Problem requirements: Copy every line from the data below in which the string "view" can be found.

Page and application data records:
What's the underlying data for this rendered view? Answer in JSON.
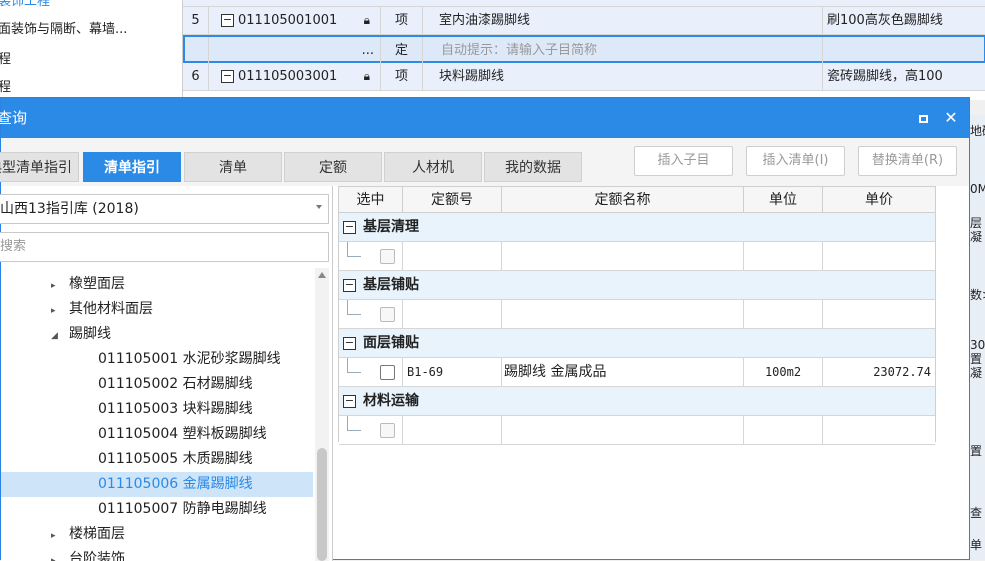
{
  "background": {
    "left_tree": [
      "装饰工程",
      "面装饰与隔断、幕墙...",
      "程",
      "程"
    ],
    "rows": [
      {
        "no": "5",
        "code": "011105001001",
        "lock": true,
        "type": "项",
        "name": "室内油漆踢脚线",
        "feature": "刷100高灰色踢脚线"
      },
      {
        "no": "",
        "code": "",
        "dots": "...",
        "type": "定",
        "name": "自动提示：请输入子目简称",
        "feature": ""
      },
      {
        "no": "6",
        "code": "011105003001",
        "lock": true,
        "type": "项",
        "name": "块料踢脚线",
        "feature": "瓷砖踢脚线，高100"
      }
    ],
    "edge_texts": [
      "地砖",
      "0M",
      "层",
      "凝",
      "数>",
      "30",
      "置",
      "凝",
      "置",
      "查",
      "单"
    ]
  },
  "dialog": {
    "title": "查询",
    "tabs": [
      {
        "label": "典型清单指引",
        "active": false
      },
      {
        "label": "清单指引",
        "active": true
      },
      {
        "label": "清单",
        "active": false
      },
      {
        "label": "定额",
        "active": false
      },
      {
        "label": "人材机",
        "active": false
      },
      {
        "label": "我的数据",
        "active": false
      }
    ],
    "actions": {
      "insert_sub": "插入子目",
      "insert_bill": "插入清单(I)",
      "replace_bill": "替换清单(R)"
    },
    "library": "山西13指引库 (2018)",
    "search_placeholder": "搜索",
    "tree": [
      {
        "label": "橡塑面层",
        "arrow": "▸",
        "level": 1
      },
      {
        "label": "其他材料面层",
        "arrow": "▸",
        "level": 1
      },
      {
        "label": "踢脚线",
        "arrow": "◢",
        "level": 1
      },
      {
        "label": "011105001  水泥砂浆踢脚线",
        "level": 2
      },
      {
        "label": "011105002  石材踢脚线",
        "level": 2
      },
      {
        "label": "011105003  块料踢脚线",
        "level": 2
      },
      {
        "label": "011105004  塑料板踢脚线",
        "level": 2
      },
      {
        "label": "011105005  木质踢脚线",
        "level": 2
      },
      {
        "label": "011105006  金属踢脚线",
        "level": 2,
        "selected": true
      },
      {
        "label": "011105007  防静电踢脚线",
        "level": 2
      },
      {
        "label": "楼梯面层",
        "arrow": "▸",
        "level": 1
      },
      {
        "label": "台阶装饰",
        "arrow": "▸",
        "level": 1
      }
    ],
    "grid": {
      "columns": [
        "选中",
        "定额号",
        "定额名称",
        "单位",
        "单价"
      ],
      "groups": [
        {
          "name": "基层清理",
          "rows": [
            {
              "checked": false,
              "code": "",
              "name": "",
              "unit": "",
              "price": ""
            }
          ]
        },
        {
          "name": "基层铺贴",
          "rows": [
            {
              "checked": false,
              "code": "",
              "name": "",
              "unit": "",
              "price": ""
            }
          ]
        },
        {
          "name": "面层铺贴",
          "rows": [
            {
              "checked": true,
              "code": "B1-69",
              "name": "踢脚线 金属成品",
              "unit": "100m2",
              "price": "23072.74"
            }
          ]
        },
        {
          "name": "材料运输",
          "rows": [
            {
              "checked": false,
              "code": "",
              "name": "",
              "unit": "",
              "price": ""
            }
          ]
        }
      ]
    }
  }
}
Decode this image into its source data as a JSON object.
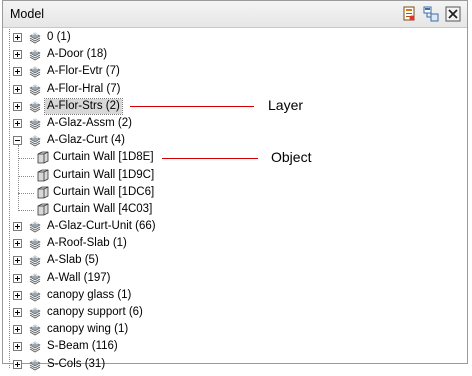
{
  "panel": {
    "title": "Model"
  },
  "toolbar": {
    "button_icons": [
      "settings-list-icon",
      "tree-view-icon",
      "close-icon"
    ]
  },
  "tree": {
    "layers": [
      {
        "label": "0 (1)",
        "expanded": false
      },
      {
        "label": "A-Door (18)",
        "expanded": false
      },
      {
        "label": "A-Flor-Evtr (7)",
        "expanded": false
      },
      {
        "label": "A-Flor-Hral (7)",
        "expanded": false
      },
      {
        "label": "A-Flor-Strs (2)",
        "expanded": false,
        "selected": true
      },
      {
        "label": "A-Glaz-Assm (2)",
        "expanded": false
      },
      {
        "label": "A-Glaz-Curt (4)",
        "expanded": true
      },
      {
        "label": "A-Glaz-Curt-Unit (66)",
        "expanded": false
      },
      {
        "label": "A-Roof-Slab (1)",
        "expanded": false
      },
      {
        "label": "A-Slab (5)",
        "expanded": false
      },
      {
        "label": "A-Wall (197)",
        "expanded": false
      },
      {
        "label": "canopy glass (1)",
        "expanded": false
      },
      {
        "label": "canopy support (6)",
        "expanded": false
      },
      {
        "label": "canopy wing (1)",
        "expanded": false
      },
      {
        "label": "S-Beam (116)",
        "expanded": false
      },
      {
        "label": "S-Cols (31)",
        "expanded": false
      }
    ],
    "objects": [
      {
        "label": "Curtain Wall [1D8E]"
      },
      {
        "label": "Curtain Wall [1D9C]"
      },
      {
        "label": "Curtain Wall [1DC6]"
      },
      {
        "label": "Curtain Wall [4C03]"
      }
    ]
  },
  "callouts": {
    "layer": "Layer",
    "object": "Object"
  },
  "colors": {
    "callout_line": "#d40000",
    "selection": "#d8d8d8"
  }
}
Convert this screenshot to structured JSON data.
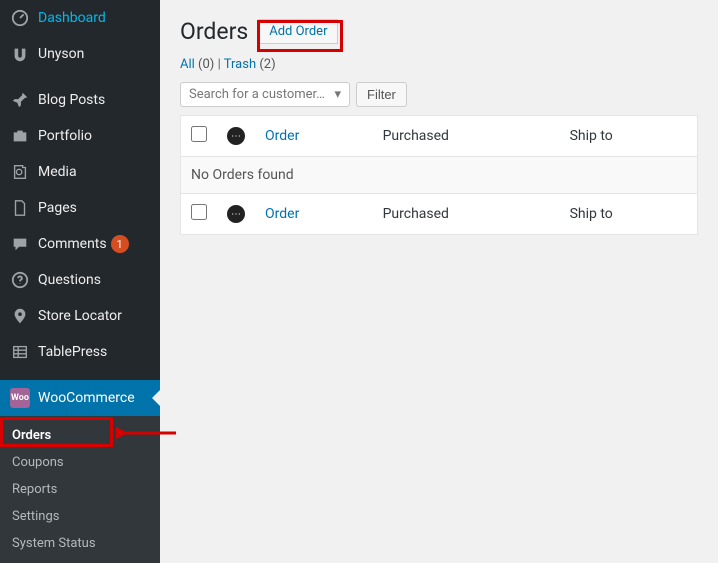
{
  "sidebar": {
    "items": [
      {
        "label": "Dashboard"
      },
      {
        "label": "Unyson"
      },
      {
        "label": "Blog Posts"
      },
      {
        "label": "Portfolio"
      },
      {
        "label": "Media"
      },
      {
        "label": "Pages"
      },
      {
        "label": "Comments",
        "badge": "1"
      },
      {
        "label": "Questions"
      },
      {
        "label": "Store Locator"
      },
      {
        "label": "TablePress"
      },
      {
        "label": "WooCommerce"
      }
    ],
    "submenu": [
      {
        "label": "Orders"
      },
      {
        "label": "Coupons"
      },
      {
        "label": "Reports"
      },
      {
        "label": "Settings"
      },
      {
        "label": "System Status"
      }
    ]
  },
  "page": {
    "title": "Orders",
    "add_button": "Add Order"
  },
  "filters": {
    "all_label": "All",
    "all_count": "(0)",
    "sep": " | ",
    "trash_label": "Trash",
    "trash_count": "(2)"
  },
  "tablenav": {
    "search_placeholder": "Search for a customer…",
    "filter_label": "Filter"
  },
  "table": {
    "col_order": "Order",
    "col_purchased": "Purchased",
    "col_shipto": "Ship to",
    "no_items": "No Orders found"
  }
}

Result of the task:
What's the underlying data for this rendered view? Answer in JSON.
      "tree-view-icon",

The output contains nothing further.